The patient’s cardiologist is concerned about the mild septal hypertrophy and brings up the possibility of HCM. The patient himself wonders whether this could have been his first episode of vasovagal syncope. The cardiologist refers him to an electrophysiologist and asks whether an electrophysiology study would help. The electrophysiologist decides to order a cardiac MRI. Is this reasonable?


Traditional Methods for Risk Stratification of Sudden Cardiac Death


The diagnosis of HCM can sometimes be challenging, especially in patients who are high-endurance athletes. Once the diagnosis is entertained, the concern for sudden cardiac death must be considered, and the patient must be assessed appropriately. The mechanism of sudden cardiac death in these patients has been shown to be mainly VT or ventricular fibrillation. Many patients present with sudden cardiac death, especially during an episode of exertion. At present, risk stratification of sudden cardiac death includes a family history of sudden death, a history of syncope, nonsustained VT (NSVT) on Holter monitoring, abnormal blood pressure response during exercise stress testing, and LV hypertrophy of 30 mm or greater. However, data suggest that many patients experience an event with only one risk factor. Long-term follow-up in a large cohort suggested that appropriate ICD discharges are just as likely in patients with one risk factor as they are in those with three or more risk factors. As a result, recommendations about prophylactic implantation of a defibrillator are difficult in patients who may have only one such risk factor. A careful assessment must be made on an individual basis.


Cardiac Magnetic Resonance and Delayed Enhancement in Hypertrophic Obstructive Cardiomyopathy


The pattern of scarring in HCM that has been detected with CMR usually does not occur in the territory of the epicardial coronary arteries. Instead, typical patterns of fibrosis are seen on CMR. Unlike ischemic scars, which are always subendocardial with varying degrees of transmurality, the fibrosis in HCM is typically midmyocardial and shows sparing of the subendocardial myocardium.
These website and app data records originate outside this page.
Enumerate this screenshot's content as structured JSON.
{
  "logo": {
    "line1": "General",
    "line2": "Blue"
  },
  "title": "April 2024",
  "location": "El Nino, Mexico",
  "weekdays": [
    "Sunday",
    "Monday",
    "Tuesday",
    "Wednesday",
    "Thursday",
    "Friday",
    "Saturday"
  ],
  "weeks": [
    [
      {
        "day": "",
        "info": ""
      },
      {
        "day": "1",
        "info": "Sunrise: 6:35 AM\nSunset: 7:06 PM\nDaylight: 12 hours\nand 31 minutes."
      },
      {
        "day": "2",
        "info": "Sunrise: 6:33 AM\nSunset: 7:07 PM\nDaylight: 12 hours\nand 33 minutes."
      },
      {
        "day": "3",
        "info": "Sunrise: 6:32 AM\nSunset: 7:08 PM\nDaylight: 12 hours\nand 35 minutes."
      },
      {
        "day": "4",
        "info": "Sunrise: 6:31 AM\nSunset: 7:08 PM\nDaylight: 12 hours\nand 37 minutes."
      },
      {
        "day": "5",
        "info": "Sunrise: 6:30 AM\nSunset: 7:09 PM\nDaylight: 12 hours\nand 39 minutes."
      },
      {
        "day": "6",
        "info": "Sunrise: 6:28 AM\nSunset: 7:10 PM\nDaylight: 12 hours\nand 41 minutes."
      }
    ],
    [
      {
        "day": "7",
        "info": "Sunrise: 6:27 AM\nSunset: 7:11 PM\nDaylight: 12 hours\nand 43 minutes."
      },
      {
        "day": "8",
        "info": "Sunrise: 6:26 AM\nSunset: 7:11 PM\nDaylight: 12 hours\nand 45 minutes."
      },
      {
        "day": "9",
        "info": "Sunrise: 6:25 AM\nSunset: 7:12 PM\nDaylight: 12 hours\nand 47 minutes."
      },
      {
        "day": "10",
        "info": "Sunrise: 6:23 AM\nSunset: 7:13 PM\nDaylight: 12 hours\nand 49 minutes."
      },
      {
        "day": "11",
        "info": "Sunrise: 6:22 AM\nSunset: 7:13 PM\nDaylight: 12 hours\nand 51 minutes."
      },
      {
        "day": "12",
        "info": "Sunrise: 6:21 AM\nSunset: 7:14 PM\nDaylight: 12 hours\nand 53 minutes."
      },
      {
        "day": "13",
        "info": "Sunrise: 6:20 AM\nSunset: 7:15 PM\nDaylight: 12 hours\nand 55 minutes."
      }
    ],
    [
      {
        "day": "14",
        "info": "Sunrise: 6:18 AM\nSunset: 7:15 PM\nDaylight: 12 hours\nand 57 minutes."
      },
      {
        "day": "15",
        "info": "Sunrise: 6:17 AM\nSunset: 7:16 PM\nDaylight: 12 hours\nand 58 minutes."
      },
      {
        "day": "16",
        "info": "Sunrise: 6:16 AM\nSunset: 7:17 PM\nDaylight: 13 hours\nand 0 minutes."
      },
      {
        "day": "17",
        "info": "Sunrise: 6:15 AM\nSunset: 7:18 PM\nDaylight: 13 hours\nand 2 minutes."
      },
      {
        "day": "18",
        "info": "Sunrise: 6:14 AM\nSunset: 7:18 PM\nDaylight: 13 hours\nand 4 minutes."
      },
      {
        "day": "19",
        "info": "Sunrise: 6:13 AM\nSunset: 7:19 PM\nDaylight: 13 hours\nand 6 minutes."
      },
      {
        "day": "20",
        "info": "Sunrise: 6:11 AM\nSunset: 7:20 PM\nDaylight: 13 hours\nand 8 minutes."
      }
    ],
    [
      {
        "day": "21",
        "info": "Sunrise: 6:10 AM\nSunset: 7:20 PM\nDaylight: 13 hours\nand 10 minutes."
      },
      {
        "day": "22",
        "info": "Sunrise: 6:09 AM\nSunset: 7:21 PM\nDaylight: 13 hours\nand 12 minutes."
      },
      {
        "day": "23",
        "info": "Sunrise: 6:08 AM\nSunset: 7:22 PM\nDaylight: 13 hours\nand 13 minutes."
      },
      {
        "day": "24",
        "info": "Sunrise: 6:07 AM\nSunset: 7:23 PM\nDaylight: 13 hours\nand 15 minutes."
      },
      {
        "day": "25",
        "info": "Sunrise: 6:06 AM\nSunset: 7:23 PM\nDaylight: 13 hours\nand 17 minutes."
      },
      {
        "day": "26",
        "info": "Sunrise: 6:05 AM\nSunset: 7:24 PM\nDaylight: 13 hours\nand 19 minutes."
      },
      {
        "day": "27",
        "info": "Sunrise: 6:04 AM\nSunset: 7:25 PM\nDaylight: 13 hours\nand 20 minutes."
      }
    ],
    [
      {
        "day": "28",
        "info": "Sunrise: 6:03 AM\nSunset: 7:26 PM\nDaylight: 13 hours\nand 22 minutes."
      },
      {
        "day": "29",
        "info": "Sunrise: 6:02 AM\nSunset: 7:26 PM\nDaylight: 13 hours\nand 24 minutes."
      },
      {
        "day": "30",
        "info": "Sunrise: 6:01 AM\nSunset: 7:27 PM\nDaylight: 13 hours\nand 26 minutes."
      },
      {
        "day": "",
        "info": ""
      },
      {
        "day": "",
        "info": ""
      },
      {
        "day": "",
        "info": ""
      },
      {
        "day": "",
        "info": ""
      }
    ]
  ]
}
The patches of fibrosis are not confined to a coronary artery territory. Several studies have reported that fibrosis of the myocardium at the insertion sites of the right ventricle into the ventricular septum is characteristic of HCM ( Fig. 21-3 ). Studies have also shown that the presence of scar and fibrosis in patients can be reliably detected using CMR, with good histologic correlation of the scar with areas of delayed enhancement. More important, the use of this imaging modality may have prognostic significance in these patients.




Figure 21-3


Short-axis cardiac magnetic resonance (CMR) images after contrast administration. Images from CMR in a 52-year-old male patient with a known history of hypertrophic cardiomyopathy. Delayed enhancement is seen in the anterior and inferior walls of the basal aspects of the left ventricle. This patient had one “high-risk factor” for sudden death; given these findings of significant amounts of scar, the electrophysiologist recommended an implantable cardioverter-defibrillator.

Only gold members can continue reading. Log In or Register to continue

Aug 7, 2019 | Posted by in CARDIOVASCULAR IMAGING | Comments Off on Role of Magnetic Resonance Imaging in Cardiomyopathies
Premium Wordpress Themes by UFO Themes